you are touching an intersting and problematic topic of triangualted surfaces. In DEM, usually particles have only 2-contacts, and don't know about topology of other particles; plus, particles deformations are modeled as small overlaps. Now imagine a sphere which is lightly overlapping with triangulated surfaces rolling over the edge between two facets: it will suddenly be pushed upwards by 2 contacts (instead of one) and the edge will push it also sideways (very slightly).
I wrote a script to demonstrate that: the trace is scaled vertically 10000x (the overlaps are really very small) and you see that there are 2 contacts around the common edges, and that's where the center moves upwards, then falling again and so on. Let's see if embedded videos works:
OK, they do, but youtube only plays this with 360px quality, horrible; this is an image of that:
Now, is there a way around that?

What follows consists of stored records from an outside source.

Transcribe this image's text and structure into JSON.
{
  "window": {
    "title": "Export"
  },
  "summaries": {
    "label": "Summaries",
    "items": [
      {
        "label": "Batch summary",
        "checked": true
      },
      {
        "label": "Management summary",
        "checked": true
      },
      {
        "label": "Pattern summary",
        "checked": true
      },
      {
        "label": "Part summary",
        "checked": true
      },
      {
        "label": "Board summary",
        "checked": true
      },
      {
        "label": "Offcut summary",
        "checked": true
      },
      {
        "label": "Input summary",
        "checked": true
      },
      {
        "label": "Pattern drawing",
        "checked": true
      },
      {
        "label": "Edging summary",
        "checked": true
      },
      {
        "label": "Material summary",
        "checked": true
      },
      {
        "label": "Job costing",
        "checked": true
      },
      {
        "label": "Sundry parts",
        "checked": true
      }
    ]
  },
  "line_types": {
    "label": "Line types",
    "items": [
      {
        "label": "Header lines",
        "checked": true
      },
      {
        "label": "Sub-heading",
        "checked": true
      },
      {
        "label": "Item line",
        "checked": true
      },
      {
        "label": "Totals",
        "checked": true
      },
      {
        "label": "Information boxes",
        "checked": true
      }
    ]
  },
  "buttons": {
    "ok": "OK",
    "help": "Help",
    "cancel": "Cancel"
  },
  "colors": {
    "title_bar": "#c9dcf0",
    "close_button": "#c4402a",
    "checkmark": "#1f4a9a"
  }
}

You bet there is, but it is not implemented (though I though about it a lot, and some products, like PFC, have an optional feature called "smooth surfaces" which AFAICT does just that). It incurs some performance penalty, as contacts are not independent on each other (in each step, you have to solve all contacts of one particle first, then somehow decide how to put them together and so on; that implies worse parallelism results), and corner cases are really hard to do: common edge is easy, but now what you do when a sphere rolls on the edge, and comes to a vertex common to e.g. 6 facets which are not co-planar? Smoothness of the solution (no abrupt change of normal, or of force between consecutive steps) is a requirement here.
What you see is a result of that. The usual practice is just to think, ok, we know it is not perfect, but it has only a small effect on the global result. If you need more (e.g. discretization-independent contact with the surface), you have hard things to solve ahead of you.